Video | Agriculture | Confidence | Economy | Energy | Employment | Finance | Media | Property | RBNZ | Science | SOEs | Tax | Technology | Telecoms | Tourism | Transport | Search

 

Too much planning

Too much planning

Urban planning has become too wide in its scope, increasing housing costs and reducing prosperity.

This is the view of BusinessNZ in its submission on the Productivity Commission’s draft report Better Urban Planning.

The draft report recommends scaling back planning rules and local government regulation, and improving infrastructure funding approaches to achieve more vibrant, prosperous and attractive local communities.

BusinessNZ’s submission agrees with many of the report’s recommendations.

BusinessNZ Chief Executive Kirk Hope says individuals and companies should have more leeway to build and develop where they wish, as long as they bear any associated environmental and economic costs.

"Regulating should be used more as a last resort, where there is a clear public interest in doing so, and more consideration should be given to compensation for loss of property rights caused by regulation," Mr Hope said.

He said funding of infrastructure needed a fresh look.

"Councils should receive better guidance on available funding tools to achieve better infrastructure. Rather than imposing new taxes it would be preferable for local government to explore working with the private sector in various ways to jointly build and manage affordable infrastructure."

Areas where BusinessNZ had concerns in the draft report included the suggestion of reducing appeal rights, and also the suggestion of a Government Policy Statement on environmental sustainability, given the difficulty of accurately defining what this is and the reduction in certainty this could pose for business and household investment decisions.

However the overall approach by the Productivity Commission was sound and valuable, Mr Hope said, and held much potential for improved local planning in New Zealand.

With submissions now closed, the Productivity Commission will present its final report on urban planning in November.

ENDS


© Scoop Media

 
 
 
Business Headlines | Sci-Tech Headlines

 


Tegel: Chicken Prices On The Rise But It’s Still The Favourite Protein For Kiwi Families

A combination of domestic and international factors is forcing New Zealand’s largest poultry supplier Tegel to raise its prices from July. The roughly 10% price rise is a result of ongoing cost pressures on the industry, including increases in labour... More>>

Hospitality NZ: Hospitality Wages Jump 9% To Pass Living Wage
Wages and salaries across the hospitality sector continue to increase despite businesses having to battle through some of the toughest trading periods in living memory... More>>



Climate Leaders Coalition: Launches New Statement Of Ambition, Appoints New CEO Convenor

The Climate Leaders Coalition is tonight officially launching a new Statement of Ambition to accelerate business action on climate change... More>>


MYOB: New Data Shows Increase In SMEs Experiencing Stress And Anxiety

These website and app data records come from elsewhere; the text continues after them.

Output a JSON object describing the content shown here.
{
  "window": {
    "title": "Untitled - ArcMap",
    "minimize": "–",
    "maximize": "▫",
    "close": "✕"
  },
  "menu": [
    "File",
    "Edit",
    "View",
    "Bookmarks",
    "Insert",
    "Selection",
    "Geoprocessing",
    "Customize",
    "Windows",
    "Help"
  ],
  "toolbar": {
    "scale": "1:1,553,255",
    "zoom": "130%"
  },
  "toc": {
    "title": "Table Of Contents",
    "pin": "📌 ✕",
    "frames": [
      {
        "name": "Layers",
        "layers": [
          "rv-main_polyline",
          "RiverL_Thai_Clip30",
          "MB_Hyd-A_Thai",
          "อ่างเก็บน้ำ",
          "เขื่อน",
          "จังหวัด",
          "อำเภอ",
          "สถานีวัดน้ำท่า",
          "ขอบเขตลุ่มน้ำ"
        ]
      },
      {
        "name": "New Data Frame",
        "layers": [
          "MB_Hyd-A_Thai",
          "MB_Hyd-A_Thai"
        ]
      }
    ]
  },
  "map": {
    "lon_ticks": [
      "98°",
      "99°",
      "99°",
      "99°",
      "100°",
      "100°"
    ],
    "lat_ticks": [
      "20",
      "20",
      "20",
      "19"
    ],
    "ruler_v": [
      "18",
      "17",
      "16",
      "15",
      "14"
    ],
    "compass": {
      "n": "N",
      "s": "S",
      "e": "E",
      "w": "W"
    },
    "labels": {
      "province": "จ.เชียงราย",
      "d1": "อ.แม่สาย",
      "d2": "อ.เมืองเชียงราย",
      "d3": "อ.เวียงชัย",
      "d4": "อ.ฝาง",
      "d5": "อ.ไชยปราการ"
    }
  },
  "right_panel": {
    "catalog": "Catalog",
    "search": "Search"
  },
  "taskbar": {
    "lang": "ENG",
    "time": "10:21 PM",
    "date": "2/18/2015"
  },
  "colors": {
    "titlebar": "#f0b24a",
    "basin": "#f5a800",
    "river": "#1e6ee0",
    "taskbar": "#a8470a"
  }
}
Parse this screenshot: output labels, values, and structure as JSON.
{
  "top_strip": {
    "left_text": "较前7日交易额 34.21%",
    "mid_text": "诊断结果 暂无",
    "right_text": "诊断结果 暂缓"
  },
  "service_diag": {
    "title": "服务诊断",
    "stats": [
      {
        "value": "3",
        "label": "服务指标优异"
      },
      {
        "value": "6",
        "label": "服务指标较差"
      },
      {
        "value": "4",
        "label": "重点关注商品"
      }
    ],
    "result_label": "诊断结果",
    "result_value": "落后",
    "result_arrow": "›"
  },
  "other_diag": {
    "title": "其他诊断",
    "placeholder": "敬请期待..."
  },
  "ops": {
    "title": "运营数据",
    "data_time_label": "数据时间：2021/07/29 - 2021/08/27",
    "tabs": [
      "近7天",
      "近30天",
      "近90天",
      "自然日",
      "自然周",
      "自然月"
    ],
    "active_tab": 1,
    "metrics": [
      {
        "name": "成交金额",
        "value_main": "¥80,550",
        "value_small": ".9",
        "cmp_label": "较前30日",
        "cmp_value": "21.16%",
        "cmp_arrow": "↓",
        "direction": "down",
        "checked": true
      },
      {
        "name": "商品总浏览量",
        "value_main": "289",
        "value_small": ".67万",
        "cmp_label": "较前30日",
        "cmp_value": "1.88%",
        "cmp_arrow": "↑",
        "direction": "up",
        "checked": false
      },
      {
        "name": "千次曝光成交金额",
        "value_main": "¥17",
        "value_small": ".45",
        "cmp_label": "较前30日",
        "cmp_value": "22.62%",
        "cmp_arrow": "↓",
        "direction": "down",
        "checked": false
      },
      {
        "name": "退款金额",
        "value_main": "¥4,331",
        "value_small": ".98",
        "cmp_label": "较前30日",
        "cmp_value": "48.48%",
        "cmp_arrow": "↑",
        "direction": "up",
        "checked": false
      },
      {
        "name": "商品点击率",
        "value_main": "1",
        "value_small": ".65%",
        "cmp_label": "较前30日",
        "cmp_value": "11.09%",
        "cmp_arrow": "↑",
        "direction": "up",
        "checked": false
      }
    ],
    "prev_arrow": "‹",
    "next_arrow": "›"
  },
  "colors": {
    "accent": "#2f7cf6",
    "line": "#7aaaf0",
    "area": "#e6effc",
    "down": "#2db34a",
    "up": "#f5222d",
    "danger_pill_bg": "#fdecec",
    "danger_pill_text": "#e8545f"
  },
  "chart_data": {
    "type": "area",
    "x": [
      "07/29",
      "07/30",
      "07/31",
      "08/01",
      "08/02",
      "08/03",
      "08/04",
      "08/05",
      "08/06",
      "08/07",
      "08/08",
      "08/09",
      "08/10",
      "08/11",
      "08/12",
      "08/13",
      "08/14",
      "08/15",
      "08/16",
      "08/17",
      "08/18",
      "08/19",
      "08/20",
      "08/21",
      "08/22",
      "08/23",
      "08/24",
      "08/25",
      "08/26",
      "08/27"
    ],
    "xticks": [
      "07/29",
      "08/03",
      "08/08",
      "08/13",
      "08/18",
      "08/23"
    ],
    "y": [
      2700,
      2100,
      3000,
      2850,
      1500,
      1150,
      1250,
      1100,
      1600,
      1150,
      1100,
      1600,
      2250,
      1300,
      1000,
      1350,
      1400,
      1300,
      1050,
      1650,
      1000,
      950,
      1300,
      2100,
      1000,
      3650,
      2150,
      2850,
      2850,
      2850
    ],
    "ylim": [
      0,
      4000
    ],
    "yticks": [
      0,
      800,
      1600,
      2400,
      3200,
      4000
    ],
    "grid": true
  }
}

The lingering impacts of the COVID-19 pandemic have led to a surge in the number of local SME owners and operators experiencing stress and anxiety, according to new research from business management platform, MYOB... More>>



Carbonz: Cashing In On Carbon: The New Marketplace Helping Native Forest To Thrive

The country’s first voluntary carbon credit marketplace, Carbonz, is here to restore native biodiversity and help Aotearoa reach its carbon zero goals by selling the first carbon credits exclusively from native forest... More>>
Entrust District: Dividend Will Be Welcomed After Another Tough Year
We’ve all heard of the saying; “if it sounds too good to be true, it probably is” but for Aucklanders within the Entrust District, getting their share of Entrust’s 2022 annual dividend payment really is as good as it sounds... More>>